Citation: Petterwood J, Dowsey MM, Rodda D and Choong PFM (2014) The immediate post-operative radiograph is an unreliable measure of coronal plane alignment in total knee replacement. Front. Surg. 1:35. doi: 10.3389/fsurg.2014.00035
Received: 25 July 2014; Accepted: 22 August 2014;
Published online: 05 September 2014.
Edited by:Hannes A. Rüdiger, Schulthess Clinic, Switzerland
Reviewed by:Vedran Lovric, University of New South Wales, Australia
Hannes A. Rüdiger, Schulthess Clinic, Switzerland
Copyright: © 2014 Petterwood, Dowsey, Rodda and Choong. This is an open-access article distributed under the terms of the Creative Commons Attribution License (CC BY). The use, distribution or reproduction in other forums is permitted, provided the original author(s) or licensor are credited and that the original publication in this journal is cited, in accordance with accepted academic practice. No use, distribution or reproduction is permitted which does not comply with these terms.

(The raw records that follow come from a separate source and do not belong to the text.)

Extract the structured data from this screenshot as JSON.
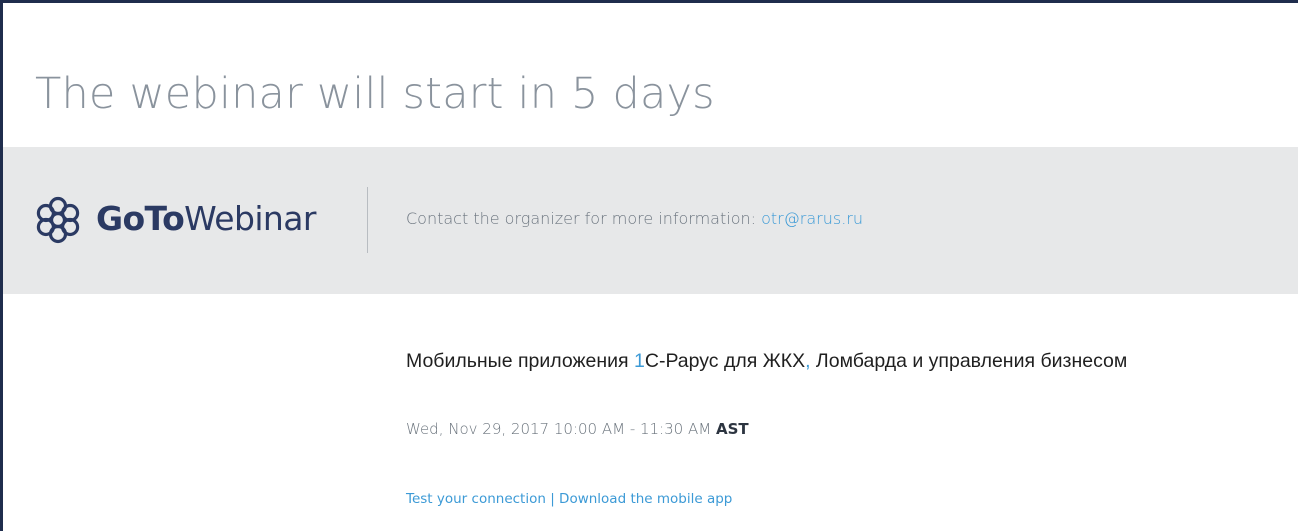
{
  "headline": "The webinar will start in 5 days",
  "brand": {
    "icon": "gotowebinar-flower-icon",
    "name_bold": "GoTo",
    "name_light": "Webinar",
    "color": "#2b3a63"
  },
  "contact": {
    "label": "Contact the organizer for more information: ",
    "email": "otr@rarus.ru"
  },
  "event": {
    "title_part1": "Мобильные приложения ",
    "title_digit": "1",
    "title_part2": "С-Рарус для ЖКХ",
    "title_comma": ",",
    "title_part3": " Ломбарда и управления бизнесом",
    "datetime": "Wed, Nov 29, 2017 10:00 AM - 11:30 AM ",
    "timezone": "AST"
  },
  "links": {
    "test_connection": "Test your connection",
    "separator": " | ",
    "download_app": "Download the mobile app"
  },
  "colors": {
    "link": "#3c9ad6",
    "banner_bg": "#e7e8e9",
    "headline": "#8a939d",
    "frame_border": "#1f2d4d"
  }
}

*Correspondence: Joshua Petterwood and Michelle M. Dowsey, LVL 2, Clinical Sciences Building, 29 Regent Street, Fitzroy, Melbourne, VIC 3065, Australia e-mail: firstname.lastname@example.org; email@example.com